**Task statement**
The entries below must be restated word for word.

**Records for this exercise**

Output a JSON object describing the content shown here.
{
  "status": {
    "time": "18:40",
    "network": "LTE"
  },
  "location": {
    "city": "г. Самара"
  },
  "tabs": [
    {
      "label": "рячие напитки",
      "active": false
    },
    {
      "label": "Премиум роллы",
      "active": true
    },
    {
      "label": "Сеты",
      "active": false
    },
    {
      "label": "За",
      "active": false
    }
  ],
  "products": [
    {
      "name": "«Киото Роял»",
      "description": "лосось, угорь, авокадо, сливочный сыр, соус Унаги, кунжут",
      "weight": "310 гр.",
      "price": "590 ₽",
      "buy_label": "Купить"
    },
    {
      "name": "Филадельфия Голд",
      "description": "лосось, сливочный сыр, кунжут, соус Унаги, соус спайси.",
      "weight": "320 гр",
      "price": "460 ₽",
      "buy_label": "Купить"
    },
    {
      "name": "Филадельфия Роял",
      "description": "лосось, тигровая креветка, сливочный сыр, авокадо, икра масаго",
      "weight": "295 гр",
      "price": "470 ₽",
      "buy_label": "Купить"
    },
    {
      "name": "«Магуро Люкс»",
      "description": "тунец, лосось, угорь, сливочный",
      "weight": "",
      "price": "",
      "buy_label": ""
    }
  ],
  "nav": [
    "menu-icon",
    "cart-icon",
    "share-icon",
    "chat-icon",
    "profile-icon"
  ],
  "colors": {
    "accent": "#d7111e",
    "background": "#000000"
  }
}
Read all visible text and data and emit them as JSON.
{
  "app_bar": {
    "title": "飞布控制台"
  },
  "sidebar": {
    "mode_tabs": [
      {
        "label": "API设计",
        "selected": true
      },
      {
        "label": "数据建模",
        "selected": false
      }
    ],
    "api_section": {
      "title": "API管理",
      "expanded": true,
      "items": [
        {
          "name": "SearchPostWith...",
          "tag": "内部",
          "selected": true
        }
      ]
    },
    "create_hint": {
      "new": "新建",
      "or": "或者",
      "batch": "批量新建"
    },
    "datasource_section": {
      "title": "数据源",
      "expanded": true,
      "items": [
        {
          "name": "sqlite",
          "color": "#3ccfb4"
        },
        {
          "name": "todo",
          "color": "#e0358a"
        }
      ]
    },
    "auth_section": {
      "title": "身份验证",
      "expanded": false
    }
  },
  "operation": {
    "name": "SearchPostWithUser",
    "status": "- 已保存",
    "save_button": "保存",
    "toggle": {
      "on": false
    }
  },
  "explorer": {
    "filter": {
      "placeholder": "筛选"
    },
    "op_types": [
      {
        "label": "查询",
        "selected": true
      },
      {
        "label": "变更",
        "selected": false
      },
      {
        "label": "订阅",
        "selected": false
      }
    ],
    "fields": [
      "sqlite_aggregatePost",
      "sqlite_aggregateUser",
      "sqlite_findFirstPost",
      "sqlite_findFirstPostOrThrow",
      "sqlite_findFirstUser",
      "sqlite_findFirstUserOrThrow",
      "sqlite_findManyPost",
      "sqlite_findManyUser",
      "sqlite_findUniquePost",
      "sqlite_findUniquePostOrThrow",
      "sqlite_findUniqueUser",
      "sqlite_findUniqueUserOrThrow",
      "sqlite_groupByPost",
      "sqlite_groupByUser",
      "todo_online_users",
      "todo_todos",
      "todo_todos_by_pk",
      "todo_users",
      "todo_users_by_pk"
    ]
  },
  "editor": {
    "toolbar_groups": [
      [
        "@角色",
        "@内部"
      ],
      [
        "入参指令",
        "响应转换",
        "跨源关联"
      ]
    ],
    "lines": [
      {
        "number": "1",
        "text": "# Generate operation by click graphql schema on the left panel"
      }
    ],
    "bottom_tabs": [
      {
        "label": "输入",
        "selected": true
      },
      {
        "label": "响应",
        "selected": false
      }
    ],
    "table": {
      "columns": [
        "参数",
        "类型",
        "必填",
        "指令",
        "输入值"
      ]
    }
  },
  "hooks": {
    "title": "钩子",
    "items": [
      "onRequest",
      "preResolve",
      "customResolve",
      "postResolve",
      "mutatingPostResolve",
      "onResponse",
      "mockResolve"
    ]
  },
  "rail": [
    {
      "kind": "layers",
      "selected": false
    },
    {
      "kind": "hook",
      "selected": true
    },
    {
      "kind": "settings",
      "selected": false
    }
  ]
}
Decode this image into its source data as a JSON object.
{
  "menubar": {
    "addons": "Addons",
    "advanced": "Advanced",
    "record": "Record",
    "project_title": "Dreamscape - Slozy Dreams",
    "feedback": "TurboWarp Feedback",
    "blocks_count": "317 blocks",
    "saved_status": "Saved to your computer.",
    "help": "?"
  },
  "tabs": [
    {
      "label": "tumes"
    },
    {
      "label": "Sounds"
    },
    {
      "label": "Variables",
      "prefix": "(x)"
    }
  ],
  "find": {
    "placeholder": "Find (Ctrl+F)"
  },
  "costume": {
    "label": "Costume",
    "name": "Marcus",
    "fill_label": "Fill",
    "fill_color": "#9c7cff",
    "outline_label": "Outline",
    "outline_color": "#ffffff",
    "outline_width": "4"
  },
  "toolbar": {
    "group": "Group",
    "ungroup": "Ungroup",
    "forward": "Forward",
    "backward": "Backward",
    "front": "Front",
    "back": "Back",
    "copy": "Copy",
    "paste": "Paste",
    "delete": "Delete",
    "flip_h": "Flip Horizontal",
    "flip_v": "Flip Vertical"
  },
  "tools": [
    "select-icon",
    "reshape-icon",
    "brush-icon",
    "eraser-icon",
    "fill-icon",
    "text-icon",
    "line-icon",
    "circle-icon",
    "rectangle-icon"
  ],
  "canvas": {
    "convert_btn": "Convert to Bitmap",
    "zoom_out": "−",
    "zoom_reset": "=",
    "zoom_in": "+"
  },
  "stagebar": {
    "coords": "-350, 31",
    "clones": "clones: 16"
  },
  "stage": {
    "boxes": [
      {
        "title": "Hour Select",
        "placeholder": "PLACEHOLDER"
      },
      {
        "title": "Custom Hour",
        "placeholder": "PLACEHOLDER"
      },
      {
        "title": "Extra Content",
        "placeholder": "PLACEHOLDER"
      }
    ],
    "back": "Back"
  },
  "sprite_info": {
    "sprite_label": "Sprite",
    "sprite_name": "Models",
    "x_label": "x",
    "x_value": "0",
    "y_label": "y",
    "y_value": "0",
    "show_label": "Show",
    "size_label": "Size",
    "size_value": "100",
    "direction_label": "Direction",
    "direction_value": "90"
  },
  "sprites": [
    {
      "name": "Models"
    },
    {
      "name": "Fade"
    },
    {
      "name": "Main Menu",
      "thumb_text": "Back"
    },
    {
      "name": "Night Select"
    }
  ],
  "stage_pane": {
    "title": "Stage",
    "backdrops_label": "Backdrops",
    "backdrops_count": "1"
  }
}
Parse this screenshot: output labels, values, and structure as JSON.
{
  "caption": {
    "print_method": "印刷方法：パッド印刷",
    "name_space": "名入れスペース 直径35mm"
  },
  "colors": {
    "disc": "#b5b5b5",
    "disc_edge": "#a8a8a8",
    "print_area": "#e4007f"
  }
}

**Your response**
Output a JSON object describing the content shown here.
{
  "status": {
    "time": "18:40",
    "network": "LTE"
  },
  "location": {
    "city": "г. Самара"
  },
  "tabs": [
    {
      "label": "рячие напитки",
      "active": false
    },
    {
      "label": "Премиум роллы",
      "active": true
    },
    {
      "label": "Сеты",
      "active": false
    },
    {
      "label": "За",
      "active": false
    }
  ],
  "products": [
    {
      "name": "«Киото Роял»",
      "description": "лосось, угорь, авокадо, сливочный сыр, соус Унаги, кунжут",
      "weight": "310 гр.",
      "price": "590 ₽",
      "buy_label": "Купить"
    },
    {
      "name": "Филадельфия Голд",
      "description": "лосось, сливочный сыр, кунжут, соус Унаги, соус спайси.",
      "weight": "320 гр",
      "price": "460 ₽",
      "buy_label": "Купить"
    },
    {
      "name": "Филадельфия Роял",
      "description": "лосось, тигровая креветка, сливочный сыр, авокадо, икра масаго",
      "weight": "295 гр",
      "price": "470 ₽",
      "buy_label": "Купить"
    },
    {
      "name": "«Магуро Люкс»",
      "description": "тунец, лосось, угорь, сливочный",
      "weight": "",
      "price": "",
      "buy_label": ""
    }
  ],
  "nav": [
    "menu-icon",
    "cart-icon",
    "share-icon",
    "chat-icon",
    "profile-icon"
  ],
  "colors": {
    "accent": "#d7111e",
    "background": "#000000"
  }
}
Read all visible text and data and emit them as JSON.
{
  "app_bar": {
    "title": "飞布控制台"
  },
  "sidebar": {
    "mode_tabs": [
      {
        "label": "API设计",
        "selected": true
      },
      {
        "label": "数据建模",
        "selected": false
      }
    ],
    "api_section": {
      "title": "API管理",
      "expanded": true,
      "items": [
        {
          "name": "SearchPostWith...",
          "tag": "内部",
          "selected": true
        }
      ]
    },
    "create_hint": {
      "new": "新建",
      "or": "或者",
      "batch": "批量新建"
    },
    "datasource_section": {
      "title": "数据源",
      "expanded": true,
      "items": [
        {
          "name": "sqlite",
          "color": "#3ccfb4"
        },
        {
          "name": "todo",
          "color": "#e0358a"
        }
      ]
    },
    "auth_section": {
      "title": "身份验证",
      "expanded": false
    }
  },
  "operation": {
    "name": "SearchPostWithUser",
    "status": "- 已保存",
    "save_button": "保存",
    "toggle": {
      "on": false
    }
  },
  "explorer": {
    "filter": {
      "placeholder": "筛选"
    },
    "op_types": [
      {
        "label": "查询",
        "selected": true
      },
      {
        "label": "变更",
        "selected": false
      },
      {
        "label": "订阅",
        "selected": false
      }
    ],
    "fields": [
      "sqlite_aggregatePost",
      "sqlite_aggregateUser",
      "sqlite_findFirstPost",
      "sqlite_findFirstPostOrThrow",
      "sqlite_findFirstUser",
      "sqlite_findFirstUserOrThrow",
      "sqlite_findManyPost",
      "sqlite_findManyUser",
      "sqlite_findUniquePost",
      "sqlite_findUniquePostOrThrow",
      "sqlite_findUniqueUser",
      "sqlite_findUniqueUserOrThrow",
      "sqlite_groupByPost",
      "sqlite_groupByUser",
      "todo_online_users",
      "todo_todos",
      "todo_todos_by_pk",
      "todo_users",
      "todo_users_by_pk"
    ]
  },
  "editor": {
    "toolbar_groups": [
      [
        "@角色",
        "@内部"
      ],
      [
        "入参指令",
        "响应转换",
        "跨源关联"
      ]
    ],
    "lines": [
      {
        "number": "1",
        "text": "# Generate operation by click graphql schema on the left panel"
      }
    ],
    "bottom_tabs": [
      {
        "label": "输入",
        "selected": true
      },
      {
        "label": "响应",
        "selected": false
      }
    ],
    "table": {
      "columns": [
        "参数",
        "类型",
        "必填",
        "指令",
        "输入值"
      ]
    }
  },
  "hooks": {
    "title": "钩子",
    "items": [
      "onRequest",
      "preResolve",
      "customResolve",
      "postResolve",
      "mutatingPostResolve",
      "onResponse",
      "mockResolve"
    ]
  },
  "rail": [
    {
      "kind": "layers",
      "selected": false
    },
    {
      "kind": "hook",
      "selected": true
    },
    {
      "kind": "settings",
      "selected": false
    }
  ]
}
Decode this image into its source data as a JSON object.
{
  "menubar": {
    "addons": "Addons",
    "advanced": "Advanced",
    "record": "Record",
    "project_title": "Dreamscape - Slozy Dreams",
    "feedback": "TurboWarp Feedback",
    "blocks_count": "317 blocks",
    "saved_status": "Saved to your computer.",
    "help": "?"
  },
  "tabs": [
    {
      "label": "tumes"
    },
    {
      "label": "Sounds"
    },
    {
      "label": "Variables",
      "prefix": "(x)"
    }
  ],
  "find": {
    "placeholder": "Find (Ctrl+F)"
  },
  "costume": {
    "label": "Costume",
    "name": "Marcus",
    "fill_label": "Fill",
    "fill_color": "#9c7cff",
    "outline_label": "Outline",
    "outline_color": "#ffffff",
    "outline_width": "4"
  },
  "toolbar": {
    "group": "Group",
    "ungroup": "Ungroup",
    "forward": "Forward",
    "backward": "Backward",
    "front": "Front",
    "back": "Back",
    "copy": "Copy",
    "paste": "Paste",
    "delete": "Delete",
    "flip_h": "Flip Horizontal",
    "flip_v": "Flip Vertical"
  },
  "tools": [
    "select-icon",
    "reshape-icon",
    "brush-icon",
    "eraser-icon",
    "fill-icon",
    "text-icon",
    "line-icon",
    "circle-icon",
    "rectangle-icon"
  ],
  "canvas": {
    "convert_btn": "Convert to Bitmap",
    "zoom_out": "−",
    "zoom_reset": "=",
    "zoom_in": "+"
  },
  "stagebar": {
    "coords": "-350, 31",
    "clones": "clones: 16"
  },
  "stage": {
    "boxes": [
      {
        "title": "Hour Select",
        "placeholder": "PLACEHOLDER"
      },
      {
        "title": "Custom Hour",
        "placeholder": "PLACEHOLDER"
      },
      {
        "title": "Extra Content",
        "placeholder": "PLACEHOLDER"
      }
    ],
    "back": "Back"
  },
  "sprite_info": {
    "sprite_label": "Sprite",
    "sprite_name": "Models",
    "x_label": "x",
    "x_value": "0",
    "y_label": "y",
    "y_value": "0",
    "show_label": "Show",
    "size_label": "Size",
    "size_value": "100",
    "direction_label": "Direction",
    "direction_value": "90"
  },
  "sprites": [
    {
      "name": "Models"
    },
    {
      "name": "Fade"
    },
    {
      "name": "Main Menu",
      "thumb_text": "Back"
    },
    {
      "name": "Night Select"
    }
  ],
  "stage_pane": {
    "title": "Stage",
    "backdrops_label": "Backdrops",
    "backdrops_count": "1"
  }
}
Parse this screenshot: output labels, values, and structure as JSON.
{
  "caption": {
    "print_method": "印刷方法：パッド印刷",
    "name_space": "名入れスペース 直径35mm"
  },
  "colors": {
    "disc": "#b5b5b5",
    "disc_edge": "#a8a8a8",
    "print_area": "#e4007f"
  }
}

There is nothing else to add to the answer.